In War on Poverty, Women Are Losing

Katrina Wittkamp via Getty Images

This month marks the 50th anniversary of the "War on Poverty" announced by President Lyndon B. Johnson in his State of the Union speech. Victory has not been declared.

Today, a half-century later, politicians are talking about the growth in income inequality, an increasingly uncomfortable reality in America. The income gap between the richest one percent of Americans and the other 90 percent is greater than in any year since 1928, just before the start of the Great Depression. The middle class is disappearing as incomes stagnate, contract or disappear.

Research tells us that many Americans will endure a period of poverty at some point in their lives, either as adults or as children. In fact, half of all Americans at some point during their childhood will reside in a household that depends on food stamps.

As this economic, political and social crisis is discussed, it is important recognize that the majority of America's poor are women with children.

In 2012, 14.5 percent of American women lived in poverty, compared to 11 percent of men. More than one in seven women (nearly 17.8 million) and more than one in five children (over 16 million) lived in poverty. More than half of all poor children lived in families headed by women. Poverty rates are even higher for African-American women (25.1 percent are living in poverty) and Hispanic women (24.8 percent).

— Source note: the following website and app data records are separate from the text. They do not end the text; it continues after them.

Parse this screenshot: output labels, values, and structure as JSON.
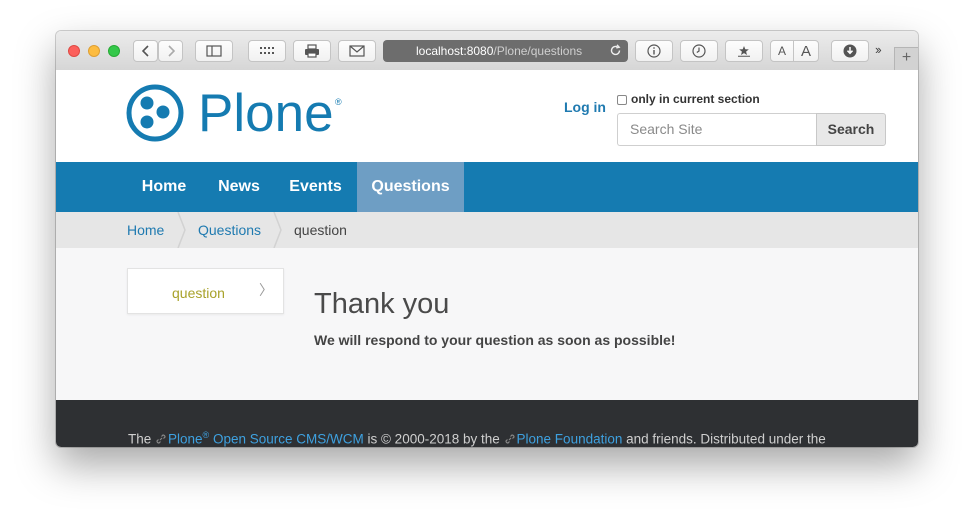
{
  "browser": {
    "url_host": "localhost:8080",
    "url_path": "/Plone/questions"
  },
  "site": {
    "logo_text": "Plone",
    "logo_mark": "®",
    "login_label": "Log in",
    "only_current_section_label": "only in current section",
    "search_placeholder": "Search Site",
    "search_button_label": "Search"
  },
  "nav": {
    "items": [
      {
        "label": "Home",
        "active": false
      },
      {
        "label": "News",
        "active": false
      },
      {
        "label": "Events",
        "active": false
      },
      {
        "label": "Questions",
        "active": true
      }
    ]
  },
  "breadcrumbs": {
    "items": [
      "Home",
      "Questions"
    ],
    "current": "question"
  },
  "portlet": {
    "label": "question"
  },
  "content": {
    "title": "Thank you",
    "description": "We will respond to your question as soon as possible!"
  },
  "footer": {
    "prefix": "The ",
    "plone_link": "Plone",
    "plone_mark": "®",
    "cms_link": " Open Source CMS/WCM",
    "middle": " is © 2000-2018 by the ",
    "foundation_link": "Plone Foundation",
    "suffix": " and friends. Distributed under the"
  },
  "colors": {
    "brand": "#157bb1",
    "nav_active": "#6e9ec4",
    "link": "#1f7ab0",
    "footer_bg": "#2e3033"
  }
}
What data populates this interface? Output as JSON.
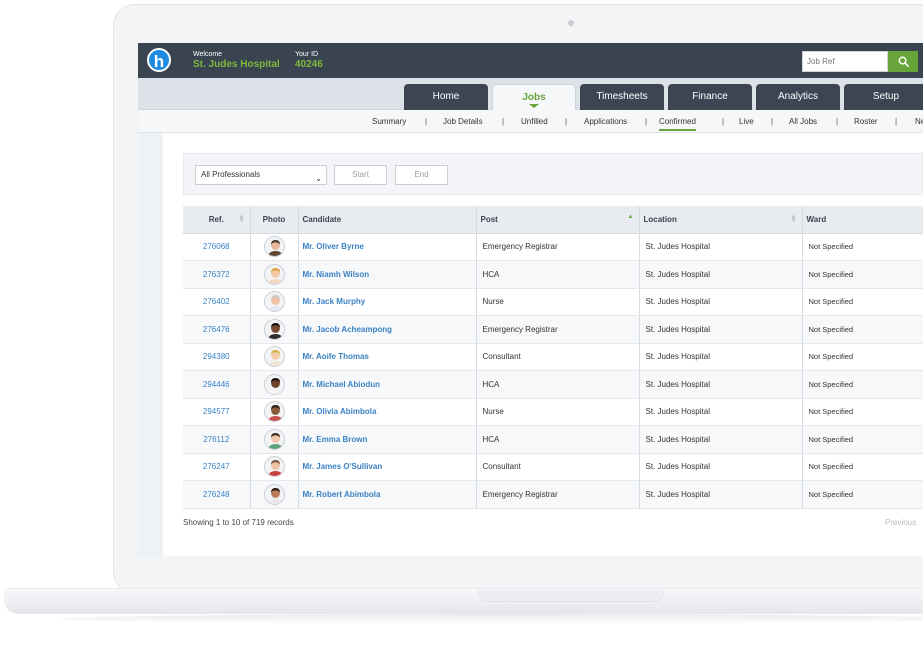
{
  "header": {
    "logo_letter": "h",
    "welcome_label": "Welcome",
    "hospital_name": "St. Judes Hospital",
    "id_label": "Your ID",
    "id_value": "40246",
    "search_placeholder": "Job Ref"
  },
  "tabs": [
    {
      "label": "Home",
      "active": false
    },
    {
      "label": "Jobs",
      "active": true
    },
    {
      "label": "Timesheets",
      "active": false
    },
    {
      "label": "Finance",
      "active": false
    },
    {
      "label": "Analytics",
      "active": false
    },
    {
      "label": "Setup",
      "active": false
    }
  ],
  "subnav": [
    "Summary",
    "Job Details",
    "Unfilled",
    "Applications",
    "Confirmed",
    "Live",
    "All Jobs",
    "Roster",
    "Ne"
  ],
  "subnav_active": "Confirmed",
  "filters": {
    "professional": "All Professionals",
    "start": "Start",
    "end": "End"
  },
  "table": {
    "columns": [
      "Ref.",
      "Photo",
      "Candidate",
      "Post",
      "Location",
      "Ward"
    ],
    "rows": [
      {
        "ref": "276068",
        "candidate": "Mr. Oliver Byrne",
        "post": "Emergency Registrar",
        "location": "St. Judes Hospital",
        "ward": "Not Specified",
        "avatar": {
          "skin": "#e8b89a",
          "hair": "#4a3a2c",
          "shirt": "#5b4636"
        }
      },
      {
        "ref": "276372",
        "candidate": "Mr. Niamh Wilson",
        "post": "HCA",
        "location": "St. Judes Hospital",
        "ward": "Not Specified",
        "avatar": {
          "skin": "#f1c9a5",
          "hair": "#d9a441",
          "shirt": "#f4d9c1"
        }
      },
      {
        "ref": "276402",
        "candidate": "Mr. Jack Murphy",
        "post": "Nurse",
        "location": "St. Judes Hospital",
        "ward": "Not Specified",
        "avatar": {
          "skin": "#efc4a6",
          "hair": "#c9c9c9",
          "shirt": "#e6e9ef"
        }
      },
      {
        "ref": "276476",
        "candidate": "Mr. Jacob Acheampong",
        "post": "Emergency Registrar",
        "location": "St. Judes Hospital",
        "ward": "Not Specified",
        "avatar": {
          "skin": "#7a4b2e",
          "hair": "#1d1410",
          "shirt": "#2e2b2a"
        }
      },
      {
        "ref": "294380",
        "candidate": "Mr. Aoife Thomas",
        "post": "Consultant",
        "location": "St. Judes Hospital",
        "ward": "Not Specified",
        "avatar": {
          "skin": "#f2ccad",
          "hair": "#d8b24d",
          "shirt": "#f0e6d8"
        }
      },
      {
        "ref": "294446",
        "candidate": "Mr. Michael Abiodun",
        "post": "HCA",
        "location": "St. Judes Hospital",
        "ward": "Not Specified",
        "avatar": {
          "skin": "#6e432a",
          "hair": "#1a1210",
          "shirt": "#f5f5f5"
        }
      },
      {
        "ref": "294577",
        "candidate": "Mr. Olivia Abimbola",
        "post": "Nurse",
        "location": "St. Judes Hospital",
        "ward": "Not Specified",
        "avatar": {
          "skin": "#8a5a3b",
          "hair": "#2a1c16",
          "shirt": "#c94f4f"
        }
      },
      {
        "ref": "276112",
        "candidate": "Mr. Emma Brown",
        "post": "HCA",
        "location": "St. Judes Hospital",
        "ward": "Not Specified",
        "avatar": {
          "skin": "#f0c7a8",
          "hair": "#3b2a22",
          "shirt": "#5aa27a"
        }
      },
      {
        "ref": "276247",
        "candidate": "Mr. James O'Sullivan",
        "post": "Consultant",
        "location": "St. Judes Hospital",
        "ward": "Not Specified",
        "avatar": {
          "skin": "#edc2a2",
          "hair": "#7d5a45",
          "shirt": "#c94040"
        }
      },
      {
        "ref": "276248",
        "candidate": "Mr.  Robert Abimbola",
        "post": "Emergency Registrar",
        "location": "St. Judes Hospital",
        "ward": "Not Specified",
        "avatar": {
          "skin": "#b97e57",
          "hair": "#2b1e18",
          "shirt": "#e8e8e8"
        }
      }
    ]
  },
  "footer": {
    "records_info": "Showing 1 to 10 of 719 records",
    "previous": "Previous"
  },
  "colors": {
    "accent_green": "#67a43a",
    "header_bg": "#3a4350",
    "link_blue": "#3a82c4",
    "logo_blue": "#1e8be0"
  },
  "icons": {
    "search_button": "search-icon",
    "select_caret": "chevron-down-icon",
    "sort": "sort-icon"
  }
}
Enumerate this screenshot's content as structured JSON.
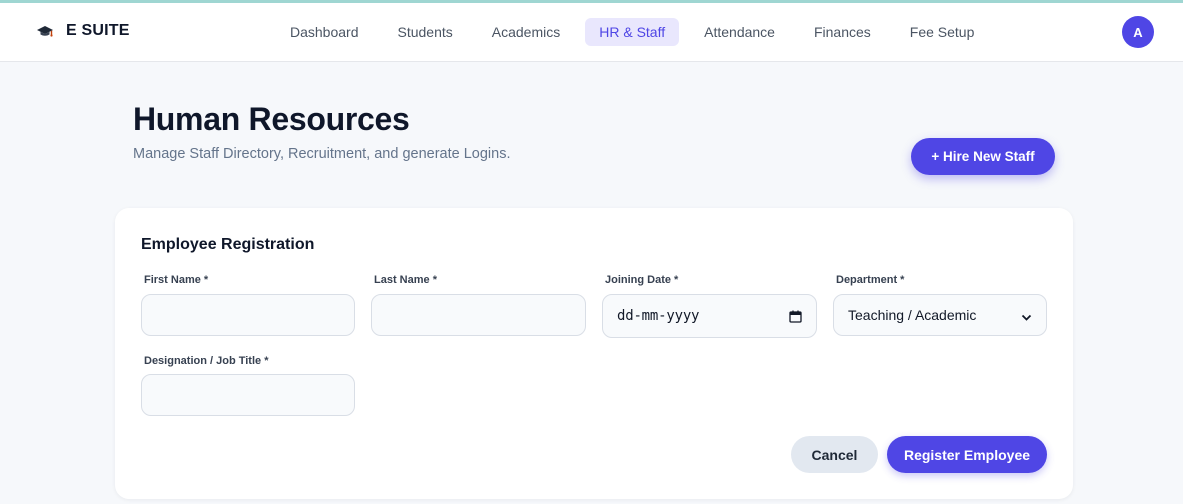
{
  "brand": {
    "name": "E SUITE",
    "icon": "graduation-cap-icon"
  },
  "nav": {
    "items": [
      {
        "label": "Dashboard"
      },
      {
        "label": "Students"
      },
      {
        "label": "Academics"
      },
      {
        "label": "HR & Staff",
        "active": true
      },
      {
        "label": "Attendance"
      },
      {
        "label": "Finances"
      },
      {
        "label": "Fee Setup"
      }
    ],
    "avatar_initial": "A"
  },
  "header": {
    "title": "Human Resources",
    "subtitle": "Manage Staff Directory, Recruitment, and generate Logins.",
    "hire_button": "+ Hire New Staff"
  },
  "form": {
    "title": "Employee Registration",
    "first_name": {
      "label": "First Name *",
      "value": ""
    },
    "last_name": {
      "label": "Last Name *",
      "value": ""
    },
    "joining_date": {
      "label": "Joining Date *",
      "placeholder": "dd-mm-yyyy"
    },
    "department": {
      "label": "Department *",
      "selected": "Teaching / Academic"
    },
    "designation": {
      "label": "Designation / Job Title *",
      "value": ""
    },
    "cancel_label": "Cancel",
    "register_label": "Register Employee"
  },
  "colors": {
    "accent": "#4f46e5",
    "nav_active_bg": "#e9e7fd",
    "page_bg": "#f6f8fb"
  }
}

One explanation for these sad statistics is persistent gender wage gap disparity. According to The Atlantic, in households headed by a single parent, the income gender gap is striking. In 2012, single fathers earned an average of $42,358 while single mothers earned $30,686. Women of color and women over the age of 65 earn even less.

Solutions are illusive. As the unemployment rate declines, more women and their families will be lifted out of poverty. But it is clear that a woman's ability find and keep a job is often dependent upon the flexibility created by family-friendly workplace policies. These range from flexible hours and daycare options to education options and skills training.

At Vision 2020, we seek economic and social equality for women by the year 2020, when we celebrate 100 years of women's voting rights. Let's work together to ensure economic security for all American women and the families they care for.